Sub-threshold is when a procedure did not cause suffering above the threshold for regulation. Non-recovery is when the entire procedure takes place under general anaesthetic and there is no recovery. Mild is the equivalent of an injection or having a blood sample taken. Moderate includes surgery under anaesthesia followed by painkillers during recovery. Severe suffering is when a procedure causes a major departure from the animal's usual state of health and well-being. Animals found dead are commonly classified as severe as pre-mortality suffering often cannot be assessed. Most severe procedures arise in regulatory testing such as evaluation of toxicity of drugs.
The proportion of animal research categorised as sub threshold rose from 40.2% in 2018 to 42.1% in 2019. The proportion of procedures categorised as severe decreased from 3.6% in 2018 to 3.1% in 2019. Animals are used alongside other techniques such as cell cultures, human studies and computational models. These methods are used – often in tandem – to answer the key biological questions necessary to understand and treat disease.
Animal research is strictly regulated in the UK. Every procedure, from a simple blood test to major surgery, requires individual, establishment and project licences, as well as approval from an Animal Welfare and Ethical Review Body. Before an animal is used, researchers must show that the knowledge could not be acquired using non-animal methods.?
While the government produces these statistics on an annual basis, more organisations than ever before are openly publishing their own figures on their websites.
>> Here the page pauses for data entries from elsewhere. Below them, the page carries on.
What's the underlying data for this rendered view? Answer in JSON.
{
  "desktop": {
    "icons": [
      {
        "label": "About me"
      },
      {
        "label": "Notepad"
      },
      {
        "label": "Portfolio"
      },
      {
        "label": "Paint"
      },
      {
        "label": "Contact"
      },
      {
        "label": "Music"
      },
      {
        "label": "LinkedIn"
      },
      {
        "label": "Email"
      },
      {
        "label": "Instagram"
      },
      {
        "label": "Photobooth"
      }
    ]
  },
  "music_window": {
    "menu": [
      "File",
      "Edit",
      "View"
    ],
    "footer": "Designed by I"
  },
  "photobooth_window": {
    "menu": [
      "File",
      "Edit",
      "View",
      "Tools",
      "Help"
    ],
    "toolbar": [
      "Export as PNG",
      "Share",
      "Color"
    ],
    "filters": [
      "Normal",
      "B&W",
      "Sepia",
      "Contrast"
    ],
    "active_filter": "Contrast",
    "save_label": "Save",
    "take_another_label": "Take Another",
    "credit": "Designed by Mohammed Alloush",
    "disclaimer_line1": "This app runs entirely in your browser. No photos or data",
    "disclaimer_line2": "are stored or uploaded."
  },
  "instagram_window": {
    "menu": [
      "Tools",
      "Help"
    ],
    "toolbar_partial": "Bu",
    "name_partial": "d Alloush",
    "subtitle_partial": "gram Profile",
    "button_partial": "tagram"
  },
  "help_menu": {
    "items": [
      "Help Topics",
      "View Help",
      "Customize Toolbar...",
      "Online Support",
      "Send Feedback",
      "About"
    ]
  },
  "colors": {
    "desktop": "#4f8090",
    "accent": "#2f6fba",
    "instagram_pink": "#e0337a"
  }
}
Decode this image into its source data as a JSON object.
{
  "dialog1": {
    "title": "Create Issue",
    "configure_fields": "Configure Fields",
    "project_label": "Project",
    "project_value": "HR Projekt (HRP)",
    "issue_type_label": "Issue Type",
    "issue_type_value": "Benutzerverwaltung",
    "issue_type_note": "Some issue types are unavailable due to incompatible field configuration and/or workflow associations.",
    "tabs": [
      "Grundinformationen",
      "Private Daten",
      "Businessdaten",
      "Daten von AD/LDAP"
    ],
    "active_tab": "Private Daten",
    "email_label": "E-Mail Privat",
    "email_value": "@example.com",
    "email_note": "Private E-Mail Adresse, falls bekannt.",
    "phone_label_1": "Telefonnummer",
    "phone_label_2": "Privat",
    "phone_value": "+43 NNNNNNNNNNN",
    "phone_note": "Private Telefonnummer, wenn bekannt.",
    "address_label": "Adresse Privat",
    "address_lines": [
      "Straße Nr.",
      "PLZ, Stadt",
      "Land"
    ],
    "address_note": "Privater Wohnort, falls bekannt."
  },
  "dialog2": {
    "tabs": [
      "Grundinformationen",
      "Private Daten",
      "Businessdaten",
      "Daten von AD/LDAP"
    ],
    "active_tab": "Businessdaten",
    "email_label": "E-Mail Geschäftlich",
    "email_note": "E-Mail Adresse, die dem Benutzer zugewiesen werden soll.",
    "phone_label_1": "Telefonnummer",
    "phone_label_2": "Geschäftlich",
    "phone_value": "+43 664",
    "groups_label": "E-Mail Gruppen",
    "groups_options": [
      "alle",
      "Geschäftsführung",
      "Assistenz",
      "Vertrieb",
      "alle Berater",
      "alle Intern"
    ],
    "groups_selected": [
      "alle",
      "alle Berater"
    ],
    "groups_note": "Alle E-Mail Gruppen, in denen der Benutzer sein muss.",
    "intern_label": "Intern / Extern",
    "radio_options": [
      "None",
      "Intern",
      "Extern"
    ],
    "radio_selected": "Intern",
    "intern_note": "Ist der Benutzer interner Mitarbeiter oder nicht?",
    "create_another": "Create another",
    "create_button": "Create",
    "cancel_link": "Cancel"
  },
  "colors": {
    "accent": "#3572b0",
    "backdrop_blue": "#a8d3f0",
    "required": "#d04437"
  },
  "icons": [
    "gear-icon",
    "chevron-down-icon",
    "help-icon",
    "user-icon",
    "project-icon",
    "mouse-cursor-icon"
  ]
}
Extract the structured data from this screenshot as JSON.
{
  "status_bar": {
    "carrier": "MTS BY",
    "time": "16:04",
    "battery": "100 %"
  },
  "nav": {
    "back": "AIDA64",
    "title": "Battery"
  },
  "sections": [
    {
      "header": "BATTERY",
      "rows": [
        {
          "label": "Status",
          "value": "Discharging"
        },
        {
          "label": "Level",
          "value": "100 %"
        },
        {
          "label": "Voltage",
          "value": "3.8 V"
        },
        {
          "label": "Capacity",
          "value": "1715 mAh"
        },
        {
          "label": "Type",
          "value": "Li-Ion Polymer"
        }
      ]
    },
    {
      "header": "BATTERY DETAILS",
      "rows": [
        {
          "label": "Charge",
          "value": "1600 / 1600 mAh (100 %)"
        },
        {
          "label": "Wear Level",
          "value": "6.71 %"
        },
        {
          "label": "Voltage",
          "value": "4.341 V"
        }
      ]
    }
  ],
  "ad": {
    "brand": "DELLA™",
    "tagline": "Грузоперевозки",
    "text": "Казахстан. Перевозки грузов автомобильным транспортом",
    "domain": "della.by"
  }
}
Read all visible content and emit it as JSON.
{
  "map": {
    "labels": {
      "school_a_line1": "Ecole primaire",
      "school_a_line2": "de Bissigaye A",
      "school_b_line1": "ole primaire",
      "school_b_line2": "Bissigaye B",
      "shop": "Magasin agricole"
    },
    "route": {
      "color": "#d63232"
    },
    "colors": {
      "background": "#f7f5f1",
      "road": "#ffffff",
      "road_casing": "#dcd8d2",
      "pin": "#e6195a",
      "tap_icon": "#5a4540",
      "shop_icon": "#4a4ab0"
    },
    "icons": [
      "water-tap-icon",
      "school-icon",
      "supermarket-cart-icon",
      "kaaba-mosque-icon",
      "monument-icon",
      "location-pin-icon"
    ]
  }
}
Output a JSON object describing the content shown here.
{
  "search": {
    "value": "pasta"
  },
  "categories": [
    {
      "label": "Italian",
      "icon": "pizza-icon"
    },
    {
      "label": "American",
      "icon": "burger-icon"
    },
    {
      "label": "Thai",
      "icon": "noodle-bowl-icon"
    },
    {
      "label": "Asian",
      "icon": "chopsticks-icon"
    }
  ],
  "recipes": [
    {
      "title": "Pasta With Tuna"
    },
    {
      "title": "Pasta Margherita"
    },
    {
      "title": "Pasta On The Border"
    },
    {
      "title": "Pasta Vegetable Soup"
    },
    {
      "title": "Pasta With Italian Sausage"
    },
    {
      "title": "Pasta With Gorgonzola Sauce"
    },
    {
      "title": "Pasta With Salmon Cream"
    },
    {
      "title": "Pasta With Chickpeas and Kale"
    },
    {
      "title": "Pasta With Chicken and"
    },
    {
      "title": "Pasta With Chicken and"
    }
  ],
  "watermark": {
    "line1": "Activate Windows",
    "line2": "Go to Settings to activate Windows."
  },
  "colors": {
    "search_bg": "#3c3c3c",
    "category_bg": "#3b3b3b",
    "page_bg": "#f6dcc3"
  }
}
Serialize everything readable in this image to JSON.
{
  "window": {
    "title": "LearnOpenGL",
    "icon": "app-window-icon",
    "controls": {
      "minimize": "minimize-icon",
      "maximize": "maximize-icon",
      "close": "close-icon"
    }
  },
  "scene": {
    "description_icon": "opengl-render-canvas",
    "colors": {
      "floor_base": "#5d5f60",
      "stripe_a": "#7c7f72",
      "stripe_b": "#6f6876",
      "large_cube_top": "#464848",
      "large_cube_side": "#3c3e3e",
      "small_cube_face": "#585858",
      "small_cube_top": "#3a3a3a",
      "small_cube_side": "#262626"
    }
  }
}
This move towards greater transparency has been bolstered by the?Concordat on Openness on Animal Research in the UK, which has been signed by 124 organisations since it launched in 2014.